Michael Nesmith didn’t get involved in the arranging or recording at all. For his part, Dolenz relied on the strengths of his producers to get the album done right. He referenced an English saying: “You don’t keep a dog and bark yourself,” meaning that he had no desire to micromanage the project.
“I said to Christian and Andrew, ‘Look, I want to come in like Frank Sinatra. I want to walk in and do a great track,” he said. “I want to sing. That’s what I do.”
Micky Dolenz loves to sing and play shows, but acknowledges that even after a year off, he doesn’t miss the grind of the touring lifestyle.

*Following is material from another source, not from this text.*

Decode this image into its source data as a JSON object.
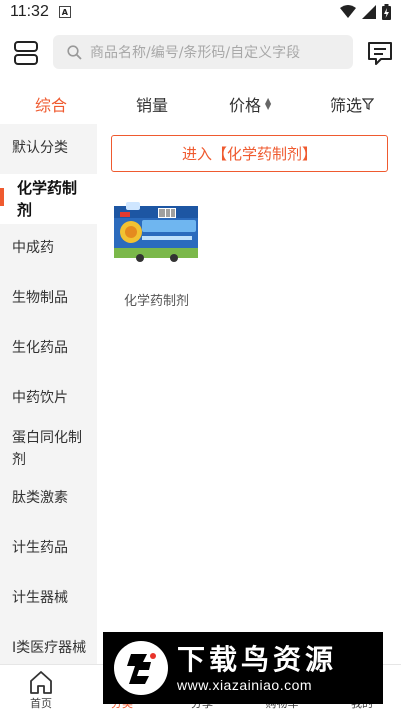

“The shows are wonderful, but the shows are two hours out of a 24-hour day, and the rest of the 22 hours sucks,” he said.
Still, he wouldn’t confirm a comment Sandoval made to Rolling Stone that the fall tour would be the last for the two Monkees.
“I didn’t read that or hear that; typical,” he said, laughing. “It’s always the last and final tour until the next one. I don’t really think about it in those terms … unless Nez or I just say, ‘That’s it. I can’t go on the road.’”
Until the fall tour, he’s content to enjoy a more solitary lifestyle. He’s passed up gig opportunities as he continues to wait out the pandemic.
He said he hopes vaccinations will be required to attend concerts in the fall.
“I’m not comfortable going and doing any shows yet even though I’ve been vaccinated. … Now, we’re worrying about the variants,” he said.
Follow editor Roman Gokhman at Twitter.com/RomiTheWriter.